Data for processing –

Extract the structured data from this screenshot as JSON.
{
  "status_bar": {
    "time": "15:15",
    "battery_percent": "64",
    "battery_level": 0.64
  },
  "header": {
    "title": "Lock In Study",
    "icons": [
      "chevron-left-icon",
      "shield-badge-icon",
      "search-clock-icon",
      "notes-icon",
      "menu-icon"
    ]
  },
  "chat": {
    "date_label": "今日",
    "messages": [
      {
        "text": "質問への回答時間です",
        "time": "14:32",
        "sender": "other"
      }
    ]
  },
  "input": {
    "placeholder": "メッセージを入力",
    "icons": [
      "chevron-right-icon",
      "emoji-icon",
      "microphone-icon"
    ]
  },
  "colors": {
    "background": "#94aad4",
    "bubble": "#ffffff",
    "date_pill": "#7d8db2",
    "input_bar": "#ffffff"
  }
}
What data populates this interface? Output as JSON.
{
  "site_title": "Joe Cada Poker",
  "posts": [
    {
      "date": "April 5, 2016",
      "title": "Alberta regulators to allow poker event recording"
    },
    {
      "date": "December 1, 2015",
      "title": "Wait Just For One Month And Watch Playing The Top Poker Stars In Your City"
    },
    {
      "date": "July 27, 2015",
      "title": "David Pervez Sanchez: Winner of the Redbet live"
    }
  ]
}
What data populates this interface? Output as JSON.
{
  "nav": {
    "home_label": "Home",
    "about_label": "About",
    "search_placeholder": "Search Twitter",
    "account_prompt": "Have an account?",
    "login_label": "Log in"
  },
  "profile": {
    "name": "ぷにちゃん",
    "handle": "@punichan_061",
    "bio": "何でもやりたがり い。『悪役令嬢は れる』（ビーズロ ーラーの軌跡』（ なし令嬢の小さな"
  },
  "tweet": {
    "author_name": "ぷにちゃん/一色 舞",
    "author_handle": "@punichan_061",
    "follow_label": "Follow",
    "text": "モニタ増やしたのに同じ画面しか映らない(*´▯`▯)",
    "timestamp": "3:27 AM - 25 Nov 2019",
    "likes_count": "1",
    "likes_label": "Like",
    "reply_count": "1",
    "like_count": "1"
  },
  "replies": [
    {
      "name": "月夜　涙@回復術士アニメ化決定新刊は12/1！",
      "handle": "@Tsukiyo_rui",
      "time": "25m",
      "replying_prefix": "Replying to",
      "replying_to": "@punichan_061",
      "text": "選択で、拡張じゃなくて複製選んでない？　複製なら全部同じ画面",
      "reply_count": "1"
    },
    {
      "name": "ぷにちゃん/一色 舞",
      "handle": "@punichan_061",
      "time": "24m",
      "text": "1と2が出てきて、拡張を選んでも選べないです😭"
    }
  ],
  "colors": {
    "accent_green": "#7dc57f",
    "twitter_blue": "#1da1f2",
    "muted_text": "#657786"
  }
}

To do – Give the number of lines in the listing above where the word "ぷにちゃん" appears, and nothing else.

Solved problem – 3